Extract, from the listing that follows, each line containing the word "code".

--- Data section Enclosed Below ---

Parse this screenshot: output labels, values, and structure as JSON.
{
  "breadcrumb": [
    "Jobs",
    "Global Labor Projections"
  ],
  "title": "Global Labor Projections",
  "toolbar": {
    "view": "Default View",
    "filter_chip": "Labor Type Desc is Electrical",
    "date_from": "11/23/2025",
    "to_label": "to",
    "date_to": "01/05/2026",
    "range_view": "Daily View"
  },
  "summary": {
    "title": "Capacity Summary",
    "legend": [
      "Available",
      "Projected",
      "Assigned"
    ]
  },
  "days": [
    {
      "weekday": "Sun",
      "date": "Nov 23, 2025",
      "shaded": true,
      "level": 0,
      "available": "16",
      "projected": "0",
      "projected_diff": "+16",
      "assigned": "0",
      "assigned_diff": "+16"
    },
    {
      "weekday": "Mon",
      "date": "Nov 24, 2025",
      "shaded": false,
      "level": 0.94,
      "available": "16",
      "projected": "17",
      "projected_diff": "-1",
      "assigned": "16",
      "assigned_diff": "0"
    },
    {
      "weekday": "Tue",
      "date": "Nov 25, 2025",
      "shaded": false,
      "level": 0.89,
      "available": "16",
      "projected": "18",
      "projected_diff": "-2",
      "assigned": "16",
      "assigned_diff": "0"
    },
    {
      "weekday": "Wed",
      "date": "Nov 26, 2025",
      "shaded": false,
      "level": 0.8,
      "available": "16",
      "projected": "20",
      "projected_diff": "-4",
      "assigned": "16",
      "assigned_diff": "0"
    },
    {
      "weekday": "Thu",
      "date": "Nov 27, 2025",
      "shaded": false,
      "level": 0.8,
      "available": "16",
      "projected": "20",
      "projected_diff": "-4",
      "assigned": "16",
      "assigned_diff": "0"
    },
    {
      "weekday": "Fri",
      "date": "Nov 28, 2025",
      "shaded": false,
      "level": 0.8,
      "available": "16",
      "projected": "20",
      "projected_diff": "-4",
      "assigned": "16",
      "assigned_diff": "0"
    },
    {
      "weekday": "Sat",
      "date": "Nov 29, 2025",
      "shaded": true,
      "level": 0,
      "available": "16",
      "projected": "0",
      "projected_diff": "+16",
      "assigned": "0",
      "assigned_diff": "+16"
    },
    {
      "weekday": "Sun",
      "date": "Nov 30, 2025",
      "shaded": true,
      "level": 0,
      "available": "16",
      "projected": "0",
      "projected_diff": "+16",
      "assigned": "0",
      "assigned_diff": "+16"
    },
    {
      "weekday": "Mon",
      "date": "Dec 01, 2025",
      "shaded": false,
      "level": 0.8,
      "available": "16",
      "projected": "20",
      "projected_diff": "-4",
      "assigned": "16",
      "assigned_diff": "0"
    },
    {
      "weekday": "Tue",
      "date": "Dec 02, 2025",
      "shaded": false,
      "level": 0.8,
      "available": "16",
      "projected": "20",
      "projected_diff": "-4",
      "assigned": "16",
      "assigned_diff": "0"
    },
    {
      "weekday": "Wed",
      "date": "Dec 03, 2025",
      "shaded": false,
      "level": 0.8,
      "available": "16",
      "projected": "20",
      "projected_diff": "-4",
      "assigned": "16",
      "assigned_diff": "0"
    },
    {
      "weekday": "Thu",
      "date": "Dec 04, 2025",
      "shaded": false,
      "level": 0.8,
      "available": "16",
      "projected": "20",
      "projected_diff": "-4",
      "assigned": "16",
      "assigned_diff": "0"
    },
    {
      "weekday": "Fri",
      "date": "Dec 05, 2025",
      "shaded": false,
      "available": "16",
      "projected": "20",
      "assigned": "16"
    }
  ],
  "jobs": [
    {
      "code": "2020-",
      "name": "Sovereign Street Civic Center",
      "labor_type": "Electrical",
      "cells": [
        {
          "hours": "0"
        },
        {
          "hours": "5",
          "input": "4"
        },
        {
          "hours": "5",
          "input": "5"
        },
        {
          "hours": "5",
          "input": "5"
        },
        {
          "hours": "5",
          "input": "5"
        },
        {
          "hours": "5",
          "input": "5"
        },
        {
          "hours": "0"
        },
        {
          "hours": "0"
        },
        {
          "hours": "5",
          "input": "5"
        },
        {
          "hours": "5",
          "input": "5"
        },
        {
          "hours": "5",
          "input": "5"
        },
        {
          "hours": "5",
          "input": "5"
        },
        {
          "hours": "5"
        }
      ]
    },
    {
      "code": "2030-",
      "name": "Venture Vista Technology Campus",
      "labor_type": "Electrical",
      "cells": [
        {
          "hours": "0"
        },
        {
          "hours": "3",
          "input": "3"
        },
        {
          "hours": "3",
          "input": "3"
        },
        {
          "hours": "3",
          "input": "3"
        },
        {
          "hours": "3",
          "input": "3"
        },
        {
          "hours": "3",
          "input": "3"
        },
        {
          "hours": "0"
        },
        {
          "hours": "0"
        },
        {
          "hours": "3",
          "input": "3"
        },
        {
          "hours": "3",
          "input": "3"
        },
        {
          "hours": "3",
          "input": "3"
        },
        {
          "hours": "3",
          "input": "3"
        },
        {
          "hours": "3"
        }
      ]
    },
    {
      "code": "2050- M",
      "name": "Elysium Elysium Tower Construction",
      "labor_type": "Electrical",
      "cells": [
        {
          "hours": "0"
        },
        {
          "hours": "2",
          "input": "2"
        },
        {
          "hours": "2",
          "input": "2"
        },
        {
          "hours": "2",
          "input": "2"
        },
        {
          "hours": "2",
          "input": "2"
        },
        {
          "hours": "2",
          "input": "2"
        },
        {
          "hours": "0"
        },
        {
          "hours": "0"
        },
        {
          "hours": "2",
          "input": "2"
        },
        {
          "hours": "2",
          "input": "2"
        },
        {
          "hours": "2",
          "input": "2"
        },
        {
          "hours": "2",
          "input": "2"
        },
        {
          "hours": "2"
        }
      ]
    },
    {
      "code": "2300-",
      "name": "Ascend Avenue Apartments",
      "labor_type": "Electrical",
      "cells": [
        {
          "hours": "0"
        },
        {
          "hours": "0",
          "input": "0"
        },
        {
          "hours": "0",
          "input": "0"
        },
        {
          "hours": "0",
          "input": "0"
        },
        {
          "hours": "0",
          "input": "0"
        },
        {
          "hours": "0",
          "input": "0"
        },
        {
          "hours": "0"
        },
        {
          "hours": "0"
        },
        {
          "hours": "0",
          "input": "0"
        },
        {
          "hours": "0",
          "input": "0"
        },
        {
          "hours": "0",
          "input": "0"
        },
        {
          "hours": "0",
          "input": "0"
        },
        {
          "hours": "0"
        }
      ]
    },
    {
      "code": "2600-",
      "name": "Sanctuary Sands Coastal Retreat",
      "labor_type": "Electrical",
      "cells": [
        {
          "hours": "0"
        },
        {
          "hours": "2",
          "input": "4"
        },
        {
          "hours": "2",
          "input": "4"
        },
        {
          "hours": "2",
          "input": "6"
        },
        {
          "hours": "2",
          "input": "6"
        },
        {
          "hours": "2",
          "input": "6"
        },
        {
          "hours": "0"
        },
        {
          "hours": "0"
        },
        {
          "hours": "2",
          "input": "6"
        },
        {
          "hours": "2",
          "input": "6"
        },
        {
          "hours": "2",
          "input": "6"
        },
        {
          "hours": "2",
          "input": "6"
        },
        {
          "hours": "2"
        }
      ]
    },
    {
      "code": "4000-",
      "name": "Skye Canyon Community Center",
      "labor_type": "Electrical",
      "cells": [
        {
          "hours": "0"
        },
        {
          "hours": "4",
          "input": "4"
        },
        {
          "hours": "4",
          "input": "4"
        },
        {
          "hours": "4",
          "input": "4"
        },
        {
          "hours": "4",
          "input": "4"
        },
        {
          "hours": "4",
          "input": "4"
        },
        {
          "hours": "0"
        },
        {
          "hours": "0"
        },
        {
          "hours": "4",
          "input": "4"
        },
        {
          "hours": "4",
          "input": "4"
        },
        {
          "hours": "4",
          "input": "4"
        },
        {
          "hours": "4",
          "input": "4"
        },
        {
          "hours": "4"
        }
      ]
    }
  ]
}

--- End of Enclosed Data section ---

### [Solution to the exercise]
      "code": "2020-",
      "code": "2030-",
      "code": "2050- M",
      "code": "2300-",
      "code": "2600-",
      "code": "4000-",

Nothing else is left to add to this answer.